Of all the My Guys thus far, I expect this to be the most contentious.
That makes sense - I mean, Jon Garland only pitched for the Rockies in one season in 2013, and only until July at that. Look, I’d be lying if I said part of my admiration for the right-hander didn’t partly come from my appreciation for his work as part of the Chicago White Sox rotation.
Debuting in the majors at the turn of the millennium, Garland proved to be an effective arm for a Sox team built on the strength of its rotation. In 2005, the year the White Sox won it all, Garland secured 18 wins and a 3.15 ERA among his 221 innings of work. It’s no surprise that he was an All-Star that season and was a quietly integral part of Chicago’s postseason run - his modest stats belie a consistent and strong performer. If you’ve got a lot of time on your hands, here’s Game 3 of that World Series, which Garland started:

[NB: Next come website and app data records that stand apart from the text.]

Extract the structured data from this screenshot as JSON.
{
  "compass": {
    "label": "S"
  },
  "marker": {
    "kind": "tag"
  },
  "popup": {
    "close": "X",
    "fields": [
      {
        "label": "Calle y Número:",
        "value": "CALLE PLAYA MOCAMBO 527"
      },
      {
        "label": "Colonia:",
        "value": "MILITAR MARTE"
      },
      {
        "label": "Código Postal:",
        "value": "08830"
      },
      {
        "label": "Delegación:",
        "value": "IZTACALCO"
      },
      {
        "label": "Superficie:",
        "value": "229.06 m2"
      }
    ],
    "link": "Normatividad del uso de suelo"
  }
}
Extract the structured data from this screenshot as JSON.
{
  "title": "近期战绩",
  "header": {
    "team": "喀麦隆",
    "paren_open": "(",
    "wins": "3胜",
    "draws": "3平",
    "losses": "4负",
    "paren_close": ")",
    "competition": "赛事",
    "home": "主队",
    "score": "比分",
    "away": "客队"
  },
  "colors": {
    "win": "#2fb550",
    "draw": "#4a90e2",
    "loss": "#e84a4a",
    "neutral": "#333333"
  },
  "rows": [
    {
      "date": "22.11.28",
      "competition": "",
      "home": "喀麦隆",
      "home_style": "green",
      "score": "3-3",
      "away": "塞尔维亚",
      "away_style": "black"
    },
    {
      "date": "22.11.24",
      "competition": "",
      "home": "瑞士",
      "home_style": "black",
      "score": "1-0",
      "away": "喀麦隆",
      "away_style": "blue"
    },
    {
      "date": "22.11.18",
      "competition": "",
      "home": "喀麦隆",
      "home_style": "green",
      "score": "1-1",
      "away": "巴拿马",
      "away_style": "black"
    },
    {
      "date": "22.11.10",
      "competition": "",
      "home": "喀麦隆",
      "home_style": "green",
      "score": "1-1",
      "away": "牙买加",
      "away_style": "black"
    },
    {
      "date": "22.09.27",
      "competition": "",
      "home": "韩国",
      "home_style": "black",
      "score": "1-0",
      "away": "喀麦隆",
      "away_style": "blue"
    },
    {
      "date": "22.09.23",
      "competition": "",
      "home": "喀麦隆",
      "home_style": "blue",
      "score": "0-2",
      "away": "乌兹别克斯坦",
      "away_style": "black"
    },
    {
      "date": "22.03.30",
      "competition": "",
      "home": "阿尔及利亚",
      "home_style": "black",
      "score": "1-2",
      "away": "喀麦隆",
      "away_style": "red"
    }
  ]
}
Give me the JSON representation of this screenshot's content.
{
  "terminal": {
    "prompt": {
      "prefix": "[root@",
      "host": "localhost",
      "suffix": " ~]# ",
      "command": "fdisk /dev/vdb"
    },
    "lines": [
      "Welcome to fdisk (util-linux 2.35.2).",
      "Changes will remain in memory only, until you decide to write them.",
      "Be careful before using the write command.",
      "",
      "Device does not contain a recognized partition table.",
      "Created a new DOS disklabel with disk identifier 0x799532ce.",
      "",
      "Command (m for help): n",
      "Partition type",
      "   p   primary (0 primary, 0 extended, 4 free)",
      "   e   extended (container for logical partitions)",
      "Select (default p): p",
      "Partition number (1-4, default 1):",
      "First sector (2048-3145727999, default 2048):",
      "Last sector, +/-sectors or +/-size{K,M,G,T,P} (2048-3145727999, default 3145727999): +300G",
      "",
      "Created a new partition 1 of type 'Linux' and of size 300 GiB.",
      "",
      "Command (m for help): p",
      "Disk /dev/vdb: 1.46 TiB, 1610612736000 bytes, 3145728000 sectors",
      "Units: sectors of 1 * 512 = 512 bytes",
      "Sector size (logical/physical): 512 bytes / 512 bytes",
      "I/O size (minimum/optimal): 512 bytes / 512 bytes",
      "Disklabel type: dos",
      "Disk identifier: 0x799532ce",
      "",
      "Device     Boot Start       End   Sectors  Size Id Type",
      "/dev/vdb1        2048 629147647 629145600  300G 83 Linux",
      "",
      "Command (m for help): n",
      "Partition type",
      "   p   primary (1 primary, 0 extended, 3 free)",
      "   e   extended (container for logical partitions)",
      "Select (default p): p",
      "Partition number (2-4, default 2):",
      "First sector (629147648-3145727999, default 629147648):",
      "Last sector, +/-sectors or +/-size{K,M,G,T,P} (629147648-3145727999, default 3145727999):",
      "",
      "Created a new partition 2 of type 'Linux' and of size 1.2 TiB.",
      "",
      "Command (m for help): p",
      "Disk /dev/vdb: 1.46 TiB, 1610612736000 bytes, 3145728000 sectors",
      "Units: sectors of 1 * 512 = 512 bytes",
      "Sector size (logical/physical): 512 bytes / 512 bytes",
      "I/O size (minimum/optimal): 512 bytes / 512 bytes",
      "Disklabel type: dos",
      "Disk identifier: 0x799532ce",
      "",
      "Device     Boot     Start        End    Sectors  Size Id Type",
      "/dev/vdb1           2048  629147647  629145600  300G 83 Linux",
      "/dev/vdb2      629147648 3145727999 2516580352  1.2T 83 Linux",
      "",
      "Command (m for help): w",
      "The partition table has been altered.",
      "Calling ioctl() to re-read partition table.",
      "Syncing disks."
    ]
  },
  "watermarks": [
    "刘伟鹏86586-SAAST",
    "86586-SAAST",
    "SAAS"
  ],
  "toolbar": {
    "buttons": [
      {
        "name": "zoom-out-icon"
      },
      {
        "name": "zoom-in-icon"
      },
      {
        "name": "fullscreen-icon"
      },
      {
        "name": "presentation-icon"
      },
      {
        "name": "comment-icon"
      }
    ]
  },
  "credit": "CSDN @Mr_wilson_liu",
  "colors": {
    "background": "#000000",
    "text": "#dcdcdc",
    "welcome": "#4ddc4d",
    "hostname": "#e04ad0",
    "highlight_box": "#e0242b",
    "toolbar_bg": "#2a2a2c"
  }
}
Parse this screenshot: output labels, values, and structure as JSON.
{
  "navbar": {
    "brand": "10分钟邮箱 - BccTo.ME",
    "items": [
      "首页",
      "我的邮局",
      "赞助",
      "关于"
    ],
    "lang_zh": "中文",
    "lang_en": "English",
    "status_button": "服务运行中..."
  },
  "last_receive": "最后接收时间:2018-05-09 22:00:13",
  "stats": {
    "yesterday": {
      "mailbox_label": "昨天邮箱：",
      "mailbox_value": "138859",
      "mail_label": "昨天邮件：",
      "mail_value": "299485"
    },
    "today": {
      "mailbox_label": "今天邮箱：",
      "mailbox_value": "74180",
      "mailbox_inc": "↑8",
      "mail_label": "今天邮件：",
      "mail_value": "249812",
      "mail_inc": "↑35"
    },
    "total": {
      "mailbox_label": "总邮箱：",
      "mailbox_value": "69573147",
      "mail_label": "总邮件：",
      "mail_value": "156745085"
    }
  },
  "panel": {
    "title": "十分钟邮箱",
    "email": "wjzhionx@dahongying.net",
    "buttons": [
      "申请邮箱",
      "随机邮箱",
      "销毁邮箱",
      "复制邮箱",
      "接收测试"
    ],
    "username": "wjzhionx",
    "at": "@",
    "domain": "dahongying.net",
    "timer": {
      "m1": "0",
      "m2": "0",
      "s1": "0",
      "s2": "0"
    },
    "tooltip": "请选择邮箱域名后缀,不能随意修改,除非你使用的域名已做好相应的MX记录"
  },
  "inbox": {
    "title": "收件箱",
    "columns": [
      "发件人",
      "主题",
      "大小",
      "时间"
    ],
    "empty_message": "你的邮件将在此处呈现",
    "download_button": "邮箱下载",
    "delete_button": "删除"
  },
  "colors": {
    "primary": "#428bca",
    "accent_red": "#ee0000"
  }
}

Garland would be a part of the White Sox through the 2007 season before moving over to LA to play for the Angels. He’d only stay there for one season before departing on a team-a-year journey, going from the Angels to the Diamondbacks, Dodgers, Padres, and the Dodgers again. The righty struggled to find consistency during this period, only once posting an ERA below 4.00 (he was actually not bad at all for those 2010 Padres). After a tough 2011 season with the Dodgers, Garland decided to take a season off to hopefully regain his lost form.
In 2013, the Rockies were looking to stabilize their starting rotation. To that end, they signed Garland to bring some veteran, “been there” knowledge to the team. As the oldest member of the staff, maybe he’d be able to act as a mentor figure to up-and-comers Juan Nicasio and Tyler Chatwood while backing up rotation mainstays Jhoulys Chacín and Jorge De La Rosa.
At first, things went well enough. During the first month of the season, Garland consistently made it through six innings, allowing three or less earned runs in all but one start. There was real reason to believe that the 33-year-old would be a staple of a rotation trying to find its identity. He was forcing weak contact — 10 or more ground balls each start — and he never dropped below 60% of his pitches being strikes. He started the season 3-0 and had a 3.32 ERA on April 18th. It wasn’t Cy Young stuff, but maybe that year off had done the trick to turn our guy Garland back into a productive member of a major league pitching staff.
Unfortunately, the rest of the season would not be as positive an experience. An April 23rd start against the Atlanta Braves seemed to break something. Starting game two of a doubleheader, Garland was shelled for six runs in as many innings, allowing 10 total hits and walking four. Three of those hits were home runs. It was a devastating blow to a solid start of a season that saw Garland’s ERA explode from 3.32 to 4.68, and he was never able to recover from it.
May was a brutal month that saw the righty take some serious steps back. After never going less than six innings in April, Garland only pitched that many once in May, while his over five starts saw him pitch five innings each. He allowed at least three earned runs in each of his outings; there were less and less ground balls and more and more fly balls; batters were figuring him out quickly; and Garland was throwing more pitches despite lasting less time in each game. He saw his ERA skyrocket, topping out at 5.81 to close out the month.
This wasn’t going to be sustainable.
After another tough start to open up June, the Rockies decided to end their relationship with Garland, designating him for assignment on June 8th.
Of all the “My Guys” I’ve covered so far, Jon Garland probably found the least amount of success with the Rockies. The thing about him, though, is that in addition to being a core part of one of my favorite White Sox teams (they’re my AL team... don’t hate me!), Garland was also very upfront about his frustrations at his performance. In this interview, he discusses how frustrated he is by the continuous pitch count limits he runs into. Rather than blast the front office or his manager, though, Garland instead opts to call out his own performance and the adjustments he needs to make in order to be successful. It’s a small thing, but I always appreciated his honesty and willingness to wear his work on his sleeve. I was also convinced that he could be a big part of the 2013 Rockies after seeing his hot start, but unfortunately it was not to be.
Jon Garland isn’t the most exciting player the Rockies have signed, and he doesn’t have one obvious moment that propels him into “guy-”hood. Sometimes, though, you just find players that you really root for and want to will to success, and Garland was one of those for me. He was never able to find his 2005 form after leaving Chicago, but he tried his best, and for at least a couple weeks, he gave Rockies fans a reason to hope.
To me, that counts for something.